3

 

 

 

 

 

 

 

 

 

 

 

 

 

 

 

 

 

 

 

 

 

 

 

 

 

 

 

 

 

 

 

 

 

 

 

 

N
E
W
S
L
E
T
T
E
R

Two methods have been investigated, as outlined in Scheme 1. The first is ATRP from an alkyl halide initiator intercalated into the clay. The second is NMP using clay modified with a polymerizable surfactant.

A general feature of LRPs is that the number average molecular weight (Mn) increases linearly with monomer conversion. The polydispersity (Mw/Mn) is usually less than 1.5, and often around 1.2 and lower. In the case of the ATRP of styrene in the presence of the initiator modified clay and copper (I) bromide catalyst, the polymerization exhibited excellent control of the molecular weights (Figure 1). The clay platelets were significantly (although not completely) dispersed in the polystyrene (Figure 2). These materials can also be thought of as polymer brushes since the chain ends are anchored to the silicate layers.

Poly (styrene-block-butyl acrylate) block copolymer-silicate nanocomposites were synthesized in a similar manner (Scheme 2). At room temperature, the polystyrene segment is hard while the poly (butyl acrylate) is soft. By combining the two polymer segments into the one polymer chain, thermo-reversible phase separation can be achieved. These materials underwent phase separation in a similar manner to pristine block copolymers, except that the domain size of the phases were approximately 10 times smaller in the nanocomposite compared to the pristine block copolymer (~ 4 nm vs. ~ 40 nm). This is due to the chain ends being immobilized on the silicate platelets. A TEM image of the nanocomposite is shown in Figure 3. These materials have potential applications as reinforced elastomers and adhesives. This work will soon appear in Chemistry of Materials.

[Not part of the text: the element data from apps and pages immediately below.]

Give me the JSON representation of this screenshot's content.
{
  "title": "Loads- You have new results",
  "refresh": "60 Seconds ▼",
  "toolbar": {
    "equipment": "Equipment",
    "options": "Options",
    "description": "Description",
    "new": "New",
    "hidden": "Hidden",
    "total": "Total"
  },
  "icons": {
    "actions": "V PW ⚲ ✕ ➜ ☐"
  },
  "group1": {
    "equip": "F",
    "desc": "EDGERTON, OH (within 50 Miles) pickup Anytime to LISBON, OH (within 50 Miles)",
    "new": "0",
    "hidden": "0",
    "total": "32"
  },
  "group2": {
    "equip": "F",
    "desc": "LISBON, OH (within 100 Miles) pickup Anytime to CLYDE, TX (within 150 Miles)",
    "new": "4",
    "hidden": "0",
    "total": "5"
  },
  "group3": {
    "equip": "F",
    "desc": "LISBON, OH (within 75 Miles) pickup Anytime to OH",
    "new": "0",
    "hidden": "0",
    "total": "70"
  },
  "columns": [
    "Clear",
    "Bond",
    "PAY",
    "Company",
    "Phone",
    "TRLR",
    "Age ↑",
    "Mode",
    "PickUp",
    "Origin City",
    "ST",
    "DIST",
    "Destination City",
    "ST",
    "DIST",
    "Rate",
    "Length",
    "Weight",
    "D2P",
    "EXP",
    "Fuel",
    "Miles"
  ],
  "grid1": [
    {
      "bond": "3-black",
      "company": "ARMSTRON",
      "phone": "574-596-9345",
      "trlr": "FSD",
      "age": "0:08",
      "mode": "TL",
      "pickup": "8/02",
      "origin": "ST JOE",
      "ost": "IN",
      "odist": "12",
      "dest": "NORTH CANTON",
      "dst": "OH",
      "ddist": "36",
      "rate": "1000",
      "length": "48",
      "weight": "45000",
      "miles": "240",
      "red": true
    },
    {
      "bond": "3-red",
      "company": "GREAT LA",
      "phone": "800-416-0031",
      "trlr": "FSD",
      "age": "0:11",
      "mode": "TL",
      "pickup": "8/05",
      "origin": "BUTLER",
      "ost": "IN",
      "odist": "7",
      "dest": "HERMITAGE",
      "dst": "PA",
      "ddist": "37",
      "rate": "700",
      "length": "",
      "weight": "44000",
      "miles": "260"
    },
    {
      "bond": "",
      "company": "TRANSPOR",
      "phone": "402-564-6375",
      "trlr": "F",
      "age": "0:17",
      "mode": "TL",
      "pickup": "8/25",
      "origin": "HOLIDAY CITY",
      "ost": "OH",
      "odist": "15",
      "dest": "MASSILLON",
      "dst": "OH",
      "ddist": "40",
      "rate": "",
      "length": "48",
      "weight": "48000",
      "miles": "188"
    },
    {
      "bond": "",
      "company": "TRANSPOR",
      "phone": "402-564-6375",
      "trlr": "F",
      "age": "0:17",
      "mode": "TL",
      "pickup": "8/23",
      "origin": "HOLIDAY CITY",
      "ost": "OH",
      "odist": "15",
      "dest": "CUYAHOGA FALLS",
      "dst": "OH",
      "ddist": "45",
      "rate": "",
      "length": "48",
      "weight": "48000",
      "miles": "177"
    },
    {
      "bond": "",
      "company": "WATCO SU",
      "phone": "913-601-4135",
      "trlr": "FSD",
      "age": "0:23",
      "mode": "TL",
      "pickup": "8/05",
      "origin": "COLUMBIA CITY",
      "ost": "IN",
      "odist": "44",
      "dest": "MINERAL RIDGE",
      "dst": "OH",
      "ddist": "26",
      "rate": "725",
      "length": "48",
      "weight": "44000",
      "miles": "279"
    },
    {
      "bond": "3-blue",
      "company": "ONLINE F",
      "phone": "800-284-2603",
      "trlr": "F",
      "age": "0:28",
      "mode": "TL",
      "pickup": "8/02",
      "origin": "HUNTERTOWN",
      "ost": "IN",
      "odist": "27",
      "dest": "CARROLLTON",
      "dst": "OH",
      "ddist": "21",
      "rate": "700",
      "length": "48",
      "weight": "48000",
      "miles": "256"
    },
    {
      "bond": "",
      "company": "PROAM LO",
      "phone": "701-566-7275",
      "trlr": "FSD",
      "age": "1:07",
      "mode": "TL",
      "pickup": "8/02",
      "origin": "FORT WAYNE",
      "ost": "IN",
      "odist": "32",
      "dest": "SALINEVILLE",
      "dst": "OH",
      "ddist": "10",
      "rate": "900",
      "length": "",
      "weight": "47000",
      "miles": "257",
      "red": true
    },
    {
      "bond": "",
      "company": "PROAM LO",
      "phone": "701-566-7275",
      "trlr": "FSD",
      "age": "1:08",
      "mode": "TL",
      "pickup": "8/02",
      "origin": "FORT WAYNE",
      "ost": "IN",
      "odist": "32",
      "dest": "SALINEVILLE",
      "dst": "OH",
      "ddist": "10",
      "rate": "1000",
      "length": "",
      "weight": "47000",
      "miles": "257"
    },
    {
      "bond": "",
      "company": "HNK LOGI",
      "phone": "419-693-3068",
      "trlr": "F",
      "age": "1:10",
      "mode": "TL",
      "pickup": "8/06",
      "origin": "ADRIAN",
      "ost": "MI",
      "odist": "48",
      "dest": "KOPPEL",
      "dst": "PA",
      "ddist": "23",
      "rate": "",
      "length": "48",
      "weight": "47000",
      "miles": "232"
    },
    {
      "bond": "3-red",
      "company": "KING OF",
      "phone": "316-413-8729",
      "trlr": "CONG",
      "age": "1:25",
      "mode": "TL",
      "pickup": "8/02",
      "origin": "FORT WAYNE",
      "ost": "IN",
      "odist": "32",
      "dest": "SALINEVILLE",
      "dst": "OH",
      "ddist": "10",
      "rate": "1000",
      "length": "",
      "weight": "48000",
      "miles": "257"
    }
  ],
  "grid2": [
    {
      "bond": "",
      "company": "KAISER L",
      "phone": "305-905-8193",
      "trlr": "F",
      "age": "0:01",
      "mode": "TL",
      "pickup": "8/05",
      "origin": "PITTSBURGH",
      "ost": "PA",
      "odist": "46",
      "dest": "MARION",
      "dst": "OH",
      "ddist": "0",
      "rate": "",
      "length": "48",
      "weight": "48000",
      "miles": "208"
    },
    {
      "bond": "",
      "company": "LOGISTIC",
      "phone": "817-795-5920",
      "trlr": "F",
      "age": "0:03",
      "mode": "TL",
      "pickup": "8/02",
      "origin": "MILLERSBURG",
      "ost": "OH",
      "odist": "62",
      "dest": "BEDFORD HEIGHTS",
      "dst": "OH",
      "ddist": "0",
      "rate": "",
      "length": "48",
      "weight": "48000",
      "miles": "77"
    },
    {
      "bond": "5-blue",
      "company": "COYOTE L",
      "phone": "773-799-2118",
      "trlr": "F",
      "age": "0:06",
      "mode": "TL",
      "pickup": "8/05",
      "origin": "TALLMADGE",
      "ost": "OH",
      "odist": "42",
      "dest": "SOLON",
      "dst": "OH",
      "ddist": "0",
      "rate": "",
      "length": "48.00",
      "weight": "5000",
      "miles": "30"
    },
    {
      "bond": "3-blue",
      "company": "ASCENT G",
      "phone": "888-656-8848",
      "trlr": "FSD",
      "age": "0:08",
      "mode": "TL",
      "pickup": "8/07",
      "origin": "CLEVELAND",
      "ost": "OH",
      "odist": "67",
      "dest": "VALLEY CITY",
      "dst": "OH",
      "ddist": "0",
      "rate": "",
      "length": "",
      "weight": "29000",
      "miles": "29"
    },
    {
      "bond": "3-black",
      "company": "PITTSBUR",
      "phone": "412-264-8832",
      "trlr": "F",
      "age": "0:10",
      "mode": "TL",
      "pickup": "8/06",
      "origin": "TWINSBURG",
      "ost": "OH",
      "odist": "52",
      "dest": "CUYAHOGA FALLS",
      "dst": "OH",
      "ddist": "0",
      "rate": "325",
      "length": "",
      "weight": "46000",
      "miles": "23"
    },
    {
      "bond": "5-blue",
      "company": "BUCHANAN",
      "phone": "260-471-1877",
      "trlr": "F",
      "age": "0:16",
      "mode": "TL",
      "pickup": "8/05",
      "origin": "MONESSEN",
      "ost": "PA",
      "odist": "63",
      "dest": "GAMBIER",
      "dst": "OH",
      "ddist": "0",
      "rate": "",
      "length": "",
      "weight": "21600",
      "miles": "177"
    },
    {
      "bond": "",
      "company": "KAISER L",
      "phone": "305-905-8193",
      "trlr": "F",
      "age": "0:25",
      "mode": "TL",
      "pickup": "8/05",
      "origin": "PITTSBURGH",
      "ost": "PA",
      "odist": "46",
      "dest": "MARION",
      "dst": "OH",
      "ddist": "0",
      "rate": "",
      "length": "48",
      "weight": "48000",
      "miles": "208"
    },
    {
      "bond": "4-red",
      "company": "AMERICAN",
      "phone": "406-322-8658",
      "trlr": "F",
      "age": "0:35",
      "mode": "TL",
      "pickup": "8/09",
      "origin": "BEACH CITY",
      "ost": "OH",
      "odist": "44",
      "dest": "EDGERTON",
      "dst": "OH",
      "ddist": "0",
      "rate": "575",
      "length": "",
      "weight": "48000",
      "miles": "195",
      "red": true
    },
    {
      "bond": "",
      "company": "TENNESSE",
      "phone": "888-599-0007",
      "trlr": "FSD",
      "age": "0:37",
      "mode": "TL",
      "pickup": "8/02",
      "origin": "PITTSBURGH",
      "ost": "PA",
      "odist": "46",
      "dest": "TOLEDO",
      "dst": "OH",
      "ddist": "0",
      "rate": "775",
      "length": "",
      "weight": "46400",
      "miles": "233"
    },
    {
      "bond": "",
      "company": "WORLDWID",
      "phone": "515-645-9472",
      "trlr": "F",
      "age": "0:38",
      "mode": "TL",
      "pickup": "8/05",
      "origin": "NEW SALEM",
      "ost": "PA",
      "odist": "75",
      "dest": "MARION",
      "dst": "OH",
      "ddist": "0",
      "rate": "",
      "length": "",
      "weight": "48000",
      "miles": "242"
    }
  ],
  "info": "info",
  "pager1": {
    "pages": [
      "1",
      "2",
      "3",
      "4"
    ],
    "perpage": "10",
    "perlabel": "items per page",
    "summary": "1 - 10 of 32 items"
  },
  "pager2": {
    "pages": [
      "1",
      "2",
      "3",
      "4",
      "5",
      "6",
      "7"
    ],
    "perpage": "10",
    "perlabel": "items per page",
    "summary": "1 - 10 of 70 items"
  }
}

A different approach for controlling the polymer architecture within PLSNs is to incorporate a monomer entity within the clay layers before polymerization, and then perform LRP of a chosen monomer with the modified clay dispersed in the reactor. This approach has been done using an intercalated polymerizable surfactant (molecularly similar to styrene) and the NMP of styrene. As shown in Figure 4, the molecular weights in this system are also well controlled. This methodology has the advantage over ATRP in that no metal catalyst is present. Furthermore, the polymer chains made in this manner may have several anchor points to attach to the silicate layers, and so potentially offer different morphology and properties to those obtained using the ATRP method presented above

One of the biggest challenges in this area is how to correlate structure/morphology of the nanocomposite with preparation conditions. This is a complex issue because of the competing thermodynamic and kinetic phenomena occurring, and the many variables that may be altered. The work being carried out by Professor Shipp and his group will advance the understanding of these relationships through the structural study of nanocomposites made with well-defined polymers, in addition to the development of novel materials for a wide variety of applications.




Figure 3. A TEM image of poly(styrene-block-butyl acrylate) block copolymer-silicate nanocomposites (exfoliated region) stained by hydrazine and osmium tetraoxide to increase contrast between the phases (butyl acrylate segments are the dark spots).
 

Figure 4. Molecular weights of the polystyrene in the nanocomposite made by NMP increase linearly and polydispersities (Mw/Mn) are low.

 

For more information about Professor Shipp and his research, please call him at 315-268-2393 or send email to dshipp@clarkson.edu.

TOP
PREVIOUS PAGE
NEXT PAGE
INDEX PAGE

Page
3